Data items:

•••

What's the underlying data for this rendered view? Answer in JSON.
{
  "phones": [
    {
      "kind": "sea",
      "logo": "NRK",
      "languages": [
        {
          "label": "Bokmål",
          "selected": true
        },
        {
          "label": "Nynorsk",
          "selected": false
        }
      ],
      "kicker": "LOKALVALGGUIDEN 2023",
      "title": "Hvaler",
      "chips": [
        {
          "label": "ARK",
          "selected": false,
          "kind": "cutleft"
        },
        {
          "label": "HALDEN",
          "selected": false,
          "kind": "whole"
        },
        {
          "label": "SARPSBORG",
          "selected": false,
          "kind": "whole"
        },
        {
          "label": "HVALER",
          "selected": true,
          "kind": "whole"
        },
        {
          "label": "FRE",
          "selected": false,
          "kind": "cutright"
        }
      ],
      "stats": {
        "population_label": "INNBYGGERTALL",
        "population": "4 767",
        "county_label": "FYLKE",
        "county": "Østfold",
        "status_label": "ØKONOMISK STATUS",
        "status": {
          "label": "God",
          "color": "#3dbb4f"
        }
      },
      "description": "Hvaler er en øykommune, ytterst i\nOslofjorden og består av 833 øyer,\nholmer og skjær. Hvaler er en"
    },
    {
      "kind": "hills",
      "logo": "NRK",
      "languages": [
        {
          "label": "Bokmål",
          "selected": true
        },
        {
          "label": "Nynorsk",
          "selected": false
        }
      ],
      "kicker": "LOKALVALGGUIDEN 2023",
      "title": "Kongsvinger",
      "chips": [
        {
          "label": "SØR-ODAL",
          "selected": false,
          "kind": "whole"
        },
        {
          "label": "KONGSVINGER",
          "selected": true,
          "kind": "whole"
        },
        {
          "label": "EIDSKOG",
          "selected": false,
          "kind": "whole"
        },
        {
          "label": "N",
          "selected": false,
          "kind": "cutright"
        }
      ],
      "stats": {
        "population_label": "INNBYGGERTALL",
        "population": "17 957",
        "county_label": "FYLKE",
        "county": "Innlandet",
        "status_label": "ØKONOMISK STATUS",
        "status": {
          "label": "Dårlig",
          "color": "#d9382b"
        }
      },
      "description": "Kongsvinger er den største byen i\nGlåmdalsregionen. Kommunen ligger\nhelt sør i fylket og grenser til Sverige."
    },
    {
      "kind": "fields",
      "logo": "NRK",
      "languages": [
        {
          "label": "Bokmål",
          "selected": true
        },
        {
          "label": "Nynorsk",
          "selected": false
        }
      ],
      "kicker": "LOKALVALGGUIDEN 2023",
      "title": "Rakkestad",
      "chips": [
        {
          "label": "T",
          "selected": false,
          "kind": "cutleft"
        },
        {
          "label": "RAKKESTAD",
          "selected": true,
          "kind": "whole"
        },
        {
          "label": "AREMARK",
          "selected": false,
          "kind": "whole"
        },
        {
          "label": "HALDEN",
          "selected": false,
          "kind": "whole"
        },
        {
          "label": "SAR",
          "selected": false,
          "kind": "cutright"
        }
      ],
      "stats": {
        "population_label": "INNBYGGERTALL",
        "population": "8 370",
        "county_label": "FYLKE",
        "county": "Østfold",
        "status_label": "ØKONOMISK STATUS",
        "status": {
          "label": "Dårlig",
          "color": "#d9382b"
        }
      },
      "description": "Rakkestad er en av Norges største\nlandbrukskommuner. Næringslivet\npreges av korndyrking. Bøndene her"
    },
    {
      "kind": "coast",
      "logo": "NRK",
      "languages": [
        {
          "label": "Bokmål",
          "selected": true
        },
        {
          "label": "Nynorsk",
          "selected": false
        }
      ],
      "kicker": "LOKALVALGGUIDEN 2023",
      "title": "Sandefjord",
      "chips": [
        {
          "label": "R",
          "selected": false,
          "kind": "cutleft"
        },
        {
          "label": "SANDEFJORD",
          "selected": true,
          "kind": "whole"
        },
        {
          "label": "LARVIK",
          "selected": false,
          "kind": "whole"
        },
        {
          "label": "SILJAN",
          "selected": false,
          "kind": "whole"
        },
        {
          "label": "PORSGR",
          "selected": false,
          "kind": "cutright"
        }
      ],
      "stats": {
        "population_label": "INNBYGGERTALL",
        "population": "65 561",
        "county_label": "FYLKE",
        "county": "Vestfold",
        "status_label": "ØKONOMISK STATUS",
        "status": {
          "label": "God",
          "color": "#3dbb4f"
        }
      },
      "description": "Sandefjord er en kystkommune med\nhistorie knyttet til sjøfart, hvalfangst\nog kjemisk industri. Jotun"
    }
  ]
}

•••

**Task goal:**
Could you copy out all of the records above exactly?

**Task response:**
What's the underlying data for this rendered view? Answer in JSON.
{
  "phones": [
    {
      "kind": "sea",
      "logo": "NRK",
      "languages": [
        {
          "label": "Bokmål",
          "selected": true
        },
        {
          "label": "Nynorsk",
          "selected": false
        }
      ],
      "kicker": "LOKALVALGGUIDEN 2023",
      "title": "Hvaler",
      "chips": [
        {
          "label": "ARK",
          "selected": false,
          "kind": "cutleft"
        },
        {
          "label": "HALDEN",
          "selected": false,
          "kind": "whole"
        },
        {
          "label": "SARPSBORG",
          "selected": false,
          "kind": "whole"
        },
        {
          "label": "HVALER",
          "selected": true,
          "kind": "whole"
        },
        {
          "label": "FRE",
          "selected": false,
          "kind": "cutright"
        }
      ],
      "stats": {
        "population_label": "INNBYGGERTALL",
        "population": "4 767",
        "county_label": "FYLKE",
        "county": "Østfold",
        "status_label": "ØKONOMISK STATUS",
        "status": {
          "label": "God",
          "color": "#3dbb4f"
        }
      },
      "description": "Hvaler er en øykommune, ytterst i\nOslofjorden og består av 833 øyer,\nholmer og skjær. Hvaler er en"
    },
    {
      "kind": "hills",
      "logo": "NRK",
      "languages": [
        {
          "label": "Bokmål",
          "selected": true
        },
        {
          "label": "Nynorsk",
          "selected": false
        }
      ],
      "kicker": "LOKALVALGGUIDEN 2023",
      "title": "Kongsvinger",
      "chips": [
        {
          "label": "SØR-ODAL",
          "selected": false,
          "kind": "whole"
        },
        {
          "label": "KONGSVINGER",
          "selected": true,
          "kind": "whole"
        },
        {
          "label": "EIDSKOG",
          "selected": false,
          "kind": "whole"
        },
        {
          "label": "N",
          "selected": false,
          "kind": "cutright"
        }
      ],
      "stats": {
        "population_label": "INNBYGGERTALL",
        "population": "17 957",
        "county_label": "FYLKE",
        "county": "Innlandet",
        "status_label": "ØKONOMISK STATUS",
        "status": {
          "label": "Dårlig",
          "color": "#d9382b"
        }
      },
      "description": "Kongsvinger er den største byen i\nGlåmdalsregionen. Kommunen ligger\nhelt sør i fylket og grenser til Sverige."
    },
    {
      "kind": "fields",
      "logo": "NRK",
      "languages": [
        {
          "label": "Bokmål",
          "selected": true
        },
        {
          "label": "Nynorsk",
          "selected": false
        }
      ],
      "kicker": "LOKALVALGGUIDEN 2023",
      "title": "Rakkestad",
      "chips": [
        {
          "label": "T",
          "selected": false,
          "kind": "cutleft"
        },
        {
          "label": "RAKKESTAD",
          "selected": true,
          "kind": "whole"
        },
        {
          "label": "AREMARK",
          "selected": false,
          "kind": "whole"
        },
        {
          "label": "HALDEN",
          "selected": false,
          "kind": "whole"
        },
        {
          "label": "SAR",
          "selected": false,
          "kind": "cutright"
        }
      ],
      "stats": {
        "population_label": "INNBYGGERTALL",
        "population": "8 370",
        "county_label": "FYLKE",
        "county": "Østfold",
        "status_label": "ØKONOMISK STATUS",
        "status": {
          "label": "Dårlig",
          "color": "#d9382b"
        }
      },
      "description": "Rakkestad er en av Norges største\nlandbrukskommuner. Næringslivet\npreges av korndyrking. Bøndene her"
    },
    {
      "kind": "coast",
      "logo": "NRK",
      "languages": [
        {
          "label": "Bokmål",
          "selected": true
        },
        {
          "label": "Nynorsk",
          "selected": false
        }
      ],
      "kicker": "LOKALVALGGUIDEN 2023",
      "title": "Sandefjord",
      "chips": [
        {
          "label": "R",
          "selected": false,
          "kind": "cutleft"
        },
        {
          "label": "SANDEFJORD",
          "selected": true,
          "kind": "whole"
        },
        {
          "label": "LARVIK",
          "selected": false,
          "kind": "whole"
        },
        {
          "label": "SILJAN",
          "selected": false,
          "kind": "whole"
        },
        {
          "label": "PORSGR",
          "selected": false,
          "kind": "cutright"
        }
      ],
      "stats": {
        "population_label": "INNBYGGERTALL",
        "population": "65 561",
        "county_label": "FYLKE",
        "county": "Vestfold",
        "status_label": "ØKONOMISK STATUS",
        "status": {
          "label": "God",
          "color": "#3dbb4f"
        }
      },
      "description": "Sandefjord er en kystkommune med\nhistorie knyttet til sjøfart, hvalfangst\nog kjemisk industri. Jotun"
    }
  ]
}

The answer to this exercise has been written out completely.